She started out exploring cookbook recipes and found her voice and her themes in the human recipe. Mary Frances addressed not only physical appetites but all appetites: spiritual, mental, memorial, the hopes and hungers of the soul.

As for me, I feel very blessed to have known Mary Frances, to have talked with her, eaten at her table, exchanged good letters, watched old Woody Allen movies with her chomping on our popcorn. She was my friend.

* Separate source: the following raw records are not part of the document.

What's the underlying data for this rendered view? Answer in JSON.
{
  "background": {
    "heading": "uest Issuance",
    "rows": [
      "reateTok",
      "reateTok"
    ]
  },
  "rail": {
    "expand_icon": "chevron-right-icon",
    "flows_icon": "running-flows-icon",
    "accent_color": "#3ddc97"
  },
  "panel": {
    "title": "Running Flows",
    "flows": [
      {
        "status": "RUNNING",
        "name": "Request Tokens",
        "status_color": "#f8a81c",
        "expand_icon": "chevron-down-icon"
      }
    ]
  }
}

But more than that, Mary Frances was a mecca for me. I went out to her a reader and came back a writer, or at least someone who realized that words are the fuel for my own creative engine. We will never be M.F.K.Fisher but we can all try, at least, to be good at what we do, if not great. This is what she taught me. Precious were the times she let me help her edit or proofread her latest anthology or essay. It continues to thrill me, too, that she wrote one of her stories about me. It is called The Reunion and is included in the marvelous Sister Age. What a gift! We even began a collaboration on a mystery thriller about a detective, Ingo Adams, and his Eurasian sidekick, Trainee, who set off to retrieve for a wealthy vineyard baron his stolen cache of valuable wines. I still chuckle when I remember Mary said her pseudonym for the book would be 'Edna Rae Gilooly'. I said, "Mary Frances, I'm not sure but didn't we read that is the real-life name of actress, Ellen Burstyn?" to which Mary Frances replied, "Yes, dear, I know. But I can't use the name Ellen Burstyn; it's already been taken."

She then decided my pretend name for our book would be Ricochet Raincoat, a mischievous play on my last name. She got a kick when, ever after, I signed my letters to her 'Ricochet'.

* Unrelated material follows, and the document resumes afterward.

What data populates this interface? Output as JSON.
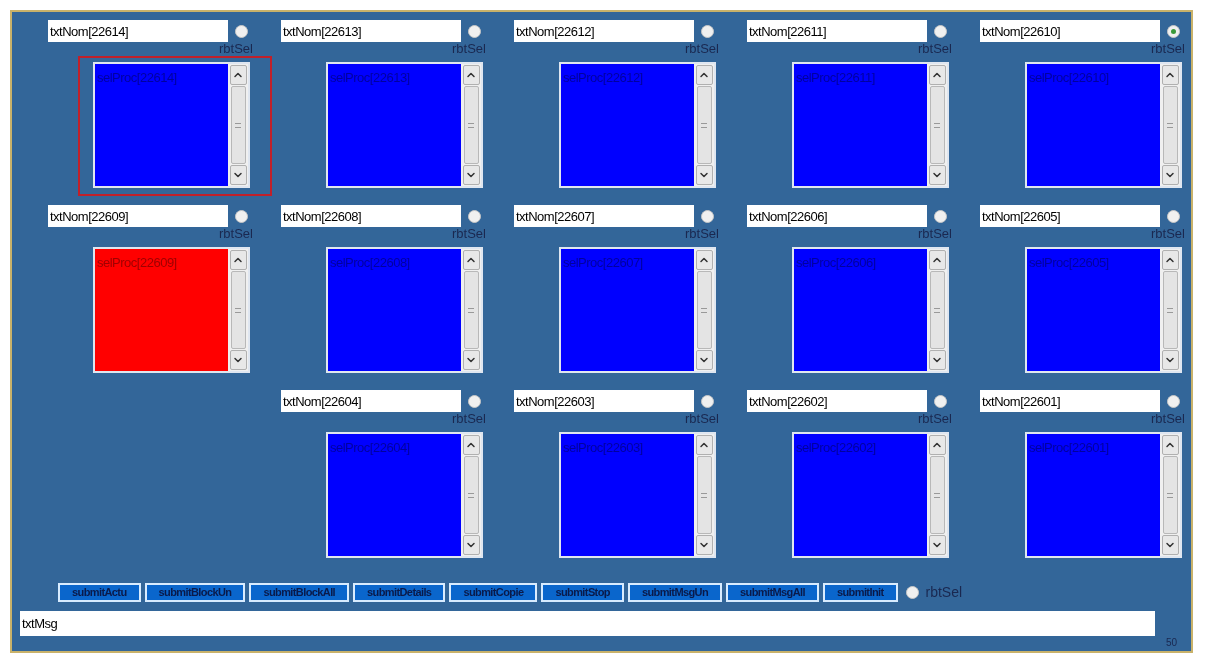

Not a day goes by I do not think of her and miss her. There was nothing ersatz about her and I cannot honestly recall one moment of being with her when she wasn't thoroughly engaged, completely all-seeing and curious, even when the poisons of Parkinson's Disease began to shut her down. Before the very last breath she took in this life, she was still writing...

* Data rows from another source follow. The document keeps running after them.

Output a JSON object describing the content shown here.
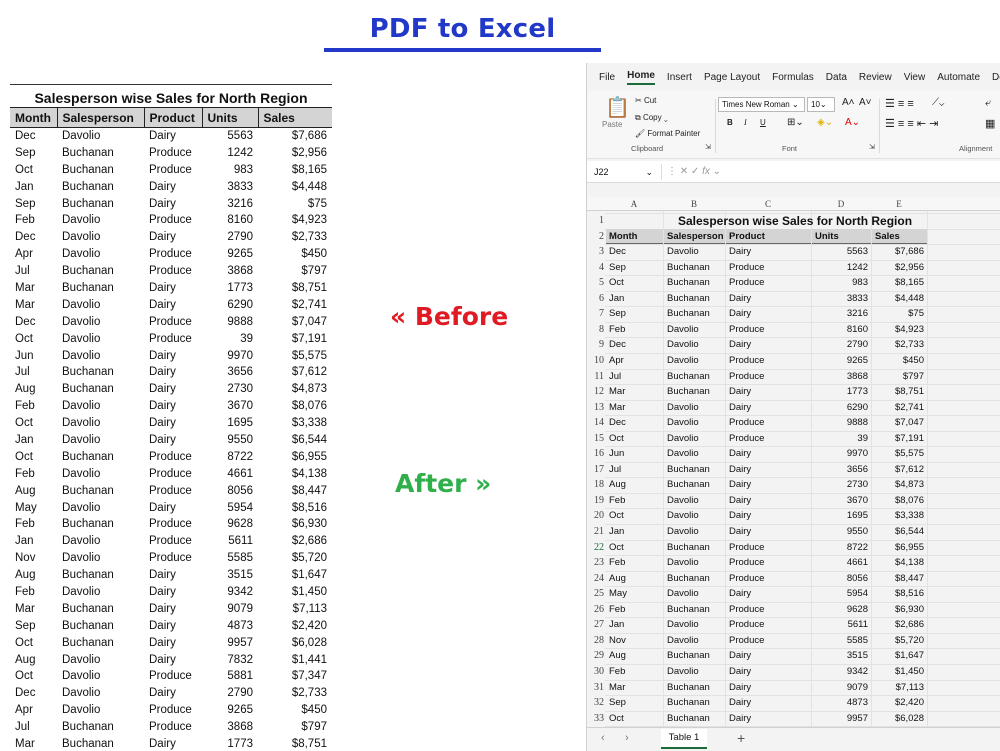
{
  "hero": {
    "title": "PDF to Excel"
  },
  "labels": {
    "before": "« Before",
    "after": "After »"
  },
  "pdf": {
    "title": "Salesperson wise Sales for North Region",
    "columns": [
      "Month",
      "Salesperson",
      "Product",
      "Units",
      "Sales"
    ],
    "rows": [
      [
        "Dec",
        "Davolio",
        "Dairy",
        "5563",
        "$7,686"
      ],
      [
        "Sep",
        "Buchanan",
        "Produce",
        "1242",
        "$2,956"
      ],
      [
        "Oct",
        "Buchanan",
        "Produce",
        "983",
        "$8,165"
      ],
      [
        "Jan",
        "Buchanan",
        "Dairy",
        "3833",
        "$4,448"
      ],
      [
        "Sep",
        "Buchanan",
        "Dairy",
        "3216",
        "$75"
      ],
      [
        "Feb",
        "Davolio",
        "Produce",
        "8160",
        "$4,923"
      ],
      [
        "Dec",
        "Davolio",
        "Dairy",
        "2790",
        "$2,733"
      ],
      [
        "Apr",
        "Davolio",
        "Produce",
        "9265",
        "$450"
      ],
      [
        "Jul",
        "Buchanan",
        "Produce",
        "3868",
        "$797"
      ],
      [
        "Mar",
        "Buchanan",
        "Dairy",
        "1773",
        "$8,751"
      ],
      [
        "Mar",
        "Davolio",
        "Dairy",
        "6290",
        "$2,741"
      ],
      [
        "Dec",
        "Davolio",
        "Produce",
        "9888",
        "$7,047"
      ],
      [
        "Oct",
        "Davolio",
        "Produce",
        "39",
        "$7,191"
      ],
      [
        "Jun",
        "Davolio",
        "Dairy",
        "9970",
        "$5,575"
      ],
      [
        "Jul",
        "Buchanan",
        "Dairy",
        "3656",
        "$7,612"
      ],
      [
        "Aug",
        "Buchanan",
        "Dairy",
        "2730",
        "$4,873"
      ],
      [
        "Feb",
        "Davolio",
        "Dairy",
        "3670",
        "$8,076"
      ],
      [
        "Oct",
        "Davolio",
        "Dairy",
        "1695",
        "$3,338"
      ],
      [
        "Jan",
        "Davolio",
        "Dairy",
        "9550",
        "$6,544"
      ],
      [
        "Oct",
        "Buchanan",
        "Produce",
        "8722",
        "$6,955"
      ],
      [
        "Feb",
        "Davolio",
        "Produce",
        "4661",
        "$4,138"
      ],
      [
        "Aug",
        "Buchanan",
        "Produce",
        "8056",
        "$8,447"
      ],
      [
        "May",
        "Davolio",
        "Dairy",
        "5954",
        "$8,516"
      ],
      [
        "Feb",
        "Buchanan",
        "Produce",
        "9628",
        "$6,930"
      ],
      [
        "Jan",
        "Davolio",
        "Produce",
        "5611",
        "$2,686"
      ],
      [
        "Nov",
        "Davolio",
        "Produce",
        "5585",
        "$5,720"
      ],
      [
        "Aug",
        "Buchanan",
        "Dairy",
        "3515",
        "$1,647"
      ],
      [
        "Feb",
        "Davolio",
        "Dairy",
        "9342",
        "$1,450"
      ],
      [
        "Mar",
        "Buchanan",
        "Dairy",
        "9079",
        "$7,113"
      ],
      [
        "Sep",
        "Buchanan",
        "Dairy",
        "4873",
        "$2,420"
      ],
      [
        "Oct",
        "Buchanan",
        "Dairy",
        "9957",
        "$6,028"
      ],
      [
        "Aug",
        "Davolio",
        "Dairy",
        "7832",
        "$1,441"
      ],
      [
        "Oct",
        "Davolio",
        "Produce",
        "5881",
        "$7,347"
      ],
      [
        "Dec",
        "Davolio",
        "Dairy",
        "2790",
        "$2,733"
      ],
      [
        "Apr",
        "Davolio",
        "Produce",
        "9265",
        "$450"
      ],
      [
        "Jul",
        "Buchanan",
        "Produce",
        "3868",
        "$797"
      ],
      [
        "Mar",
        "Buchanan",
        "Dairy",
        "1773",
        "$8,751"
      ]
    ]
  },
  "excel": {
    "menu": [
      "File",
      "Home",
      "Insert",
      "Page Layout",
      "Formulas",
      "Data",
      "Review",
      "View",
      "Automate",
      "De"
    ],
    "active_tab": "Home",
    "ribbon": {
      "cut": "Cut",
      "copy": "Copy",
      "paste": "Paste",
      "format_painter": "Format Painter",
      "clipboard": "Clipboard",
      "font_name": "Times New Roman",
      "font_size": "10",
      "font": "Font",
      "alignment": "Alignment",
      "bold": "B",
      "italic": "I",
      "underline": "U",
      "grow": "A˄",
      "shrink": "A˅"
    },
    "name_box": "J22",
    "fx": "fx",
    "col_headers": [
      "A",
      "B",
      "C",
      "D",
      "E"
    ],
    "row_numbers": [
      "1",
      "2",
      "3",
      "4",
      "5",
      "6",
      "7",
      "8",
      "9",
      "10",
      "11",
      "12",
      "13",
      "14",
      "15",
      "16",
      "17",
      "18",
      "19",
      "20",
      "21",
      "22",
      "23",
      "24",
      "25",
      "26",
      "27",
      "28",
      "29",
      "30",
      "31",
      "32",
      "33"
    ],
    "sheet_tab": "Table 1"
  }
}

And how she loved to read! -- B. Traven, Ellery Queen (she got so excited when the latest Ellery Queen Magazine came in the mail). Her own influences were Brillat-Savarin, Escoffier, Marcel Proust and of course, her much, much- loved Colette. And she is an influence for us gathered here. Creativity is, I think, a circle, taking us all, round and round, to and from each other, eternally.

The self-examination of any Life, whether of one's own or of another's, begins with something small. I would rather read about a tiny bowl of homemade soup offered lovingly to a wounded friend, or how a slice of orange glowed translucent in the light of a steamy, winter window, or a piece of cheese eaten with a hot cup of good, strong tea than read about the many sufferings and sorrows that plague our modern world. Mary Frances' autobiographies bring me hope.

I do not know if I will ever write my autobiography. Whenever I begin to, I am reminded of Fran Lebowitz's line, "Your Life story would not make a good book; don't even try." For certain, if I ever do, you can be sure that Mary Frances Kennedy Fisher will be the centerpiece.

All of us maybe feel we have a Proustian extravaganza in our heads, an epic tale to tell. But where to begin? Mary Frances knew what Marcel Proust knew -- that just a little cookie can conjure up whole worlds of memory, longing, loss and love -- Thank you


Leo Racicot is an award-winning essay-memoirist and poet. His most recent publications appear in Gastronomica, The Harvard Gay and Lesbian Review and The London Review of Books.

Photos Courtesy of The Schlesinger Library Women in History Collection